But he’s confident Sealth has a bright future, even under somebody else’s leadership: “The school’s at a place where it will continue to thrive and succeed. There’s a great group of people in place there. It’s a school that people have a lot of confidence in.”
Click ahead to read Boyd’s letter to the Sealth community (and, added 11:55 am, Dr. Enfield’s letter to the Sealth community explaining the principal-selection process):Read More
The construction fence is up around the original Denny International Middle School, which will be demolished before summer’s end, to be replaced by tennis courts, a softball field, play equipment, and a big open field where another school might be built someday – Denny reopens in its new building adjacent to nearby Chief Sealth International High School this fall. The old-Denny site’s contractor BNBuilders has sent a newsletter to share with the community – detailing which buildings will go first, with a site map included; you can see it here (PDF).

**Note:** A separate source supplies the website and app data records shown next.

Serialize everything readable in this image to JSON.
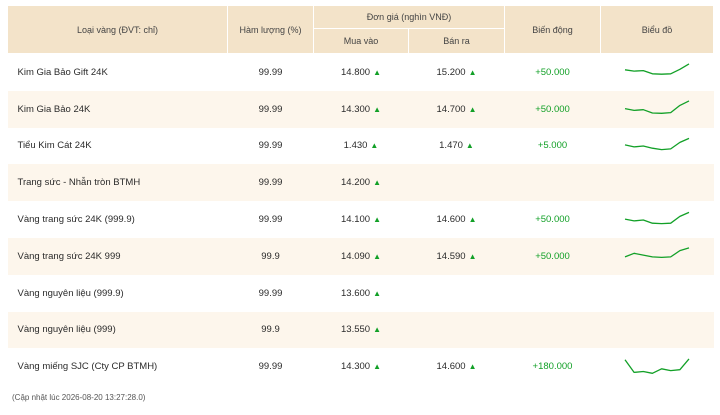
{
  "header": {
    "type": "Loại vàng (ĐVT: chỉ)",
    "purity": "Hàm lượng (%)",
    "unit_price": "Đơn giá (nghìn VNĐ)",
    "buy": "Mua vào",
    "sell": "Bán ra",
    "change": "Biến động",
    "chart": "Biểu đồ"
  },
  "rows": [
    {
      "name": "Kim Gia Bảo Gift 24K",
      "purity": "99.99",
      "buy": "14.800",
      "sell": "15.200",
      "change": "+50.000",
      "spark": [
        0.62,
        0.55,
        0.58,
        0.4,
        0.38,
        0.4,
        0.65,
        0.95
      ]
    },
    {
      "name": "Kim Gia Bảo 24K",
      "purity": "99.99",
      "buy": "14.300",
      "sell": "14.700",
      "change": "+50.000",
      "spark": [
        0.52,
        0.42,
        0.46,
        0.28,
        0.26,
        0.3,
        0.7,
        0.95
      ]
    },
    {
      "name": "Tiểu Kim Cát 24K",
      "purity": "99.99",
      "buy": "1.430",
      "sell": "1.470",
      "change": "+5.000",
      "spark": [
        0.56,
        0.45,
        0.5,
        0.38,
        0.3,
        0.34,
        0.7,
        0.92
      ]
    },
    {
      "name": "Trang sức - Nhẫn tròn BTMH",
      "purity": "99.99",
      "buy": "14.200",
      "sell": "",
      "change": "",
      "spark": null
    },
    {
      "name": "Vàng trang sức 24K (999.9)",
      "purity": "99.99",
      "buy": "14.100",
      "sell": "14.600",
      "change": "+50.000",
      "spark": [
        0.55,
        0.45,
        0.5,
        0.32,
        0.3,
        0.32,
        0.7,
        0.92
      ]
    },
    {
      "name": "Vàng trang sức 24K 999",
      "purity": "99.9",
      "buy": "14.090",
      "sell": "14.590",
      "change": "+50.000",
      "spark": [
        0.45,
        0.65,
        0.55,
        0.45,
        0.42,
        0.45,
        0.8,
        0.95
      ]
    },
    {
      "name": "Vàng nguyên liệu (999.9)",
      "purity": "99.99",
      "buy": "13.600",
      "sell": "",
      "change": "",
      "spark": null
    },
    {
      "name": "Vàng nguyên liệu (999)",
      "purity": "99.9",
      "buy": "13.550",
      "sell": "",
      "change": "",
      "spark": null
    },
    {
      "name": "Vàng miếng SJC (Cty CP BTMH)",
      "purity": "99.99",
      "buy": "14.300",
      "sell": "14.600",
      "change": "+180.000",
      "spark": [
        0.9,
        0.2,
        0.25,
        0.15,
        0.4,
        0.3,
        0.35,
        0.95
      ]
    }
  ],
  "footer": "(Cập nhật lúc 2026-08-20 13:27:28.0)",
  "colors": {
    "header_bg": "#f3e3c9",
    "alt_row": "#fdf6ec",
    "up": "#12a027"
  },
  "icons": {
    "up": "triangle-up-icon"
  }
}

The big move is on for Denny International Middle School. Those truck trailers we showed you the other night – when they were parked at Boren – are now busy helping move boxes, furniture, and more out of the old Denny and into destinations including the new. More photos after the jump:Read More
No, the semi-truck trailers lined up in the parking lot at vacant Boren School on Delridge don’t mean anyone’s moving in. They’re staging for a move involving two other campuses – the big migration, starting tomorrow afternoon, from the old Denny International Middle School to the new one alongside nearby Chief Sealth International High School.
When we asked Seattle Public Schools about the truck trailers, suspecting they had something to do with the Denny move – which precedes abatement work to prepare for demolition, as explained at last week’s informational meeting – we learned something else: Boren, 2+ miles from Denny, is being used as staging because of a big sporting event at the Southwest Athletic Complex east of Denny this weekend, so that parking lot is off-limits. That’s according to SPS spokesperson Teresa Wippel, who says this notice went to Denny-area residents today:
Denny International Middle School will be relocating, beginning this Thursday, June 23rd. School District staff will be moving furniture and equipment to the new building, continuing into early next week. “No Parking” signs will be posted along the west and south sides of the building as well as along 29th AVE SW between SW Cloverdale St and SW Trenton St. and you will see moving trailers on these streets.
On Saturday, June 25, and Sunday, June 26, the Southwest Athletic Complex will be the site of the Pacific Northwest Junior Olympics Track and Field Championships. A large crowd is expected.
Information about, and the schedule for, the track/field meet is on its website.
(CLICK FOR FULL-SIZE VERSION: Top of the rendering is west, left is south, right is north)
By Tracy Record
West Seattle Blog editor
For nearby residents, a meeting last night was a chance to voice concerns and ask questions about what will happen over the next six months of demolition and construction, imminent now that Denny International Middle School‘s new building adjacent to nearby Chief Sealth International High School is almost done.
But for a few others at last night’s meeting with members of the project team for the forthcoming transformation of the current Denny site into sports facilities and park space, it was a chance to be sure that the work they had done two years earlier hadn’t somehow changed in the meantime.
Through months of meetings in 2008 and 2009, the original Design Team for the Denny site – including community members as well as school staffers and other stakeholders – had brainstormed, analyzed, and planned. What emerged in 2009, was the final “preferred plan” – see it in our story from its debut.
As you can see if you compare it to the newest graphic, atop this story, what was shown at last night’s meeting was fairly close in its details. But Mary Quackenbush and Sandra Melo, who had been there through the Design Team process, noticed a difference or two.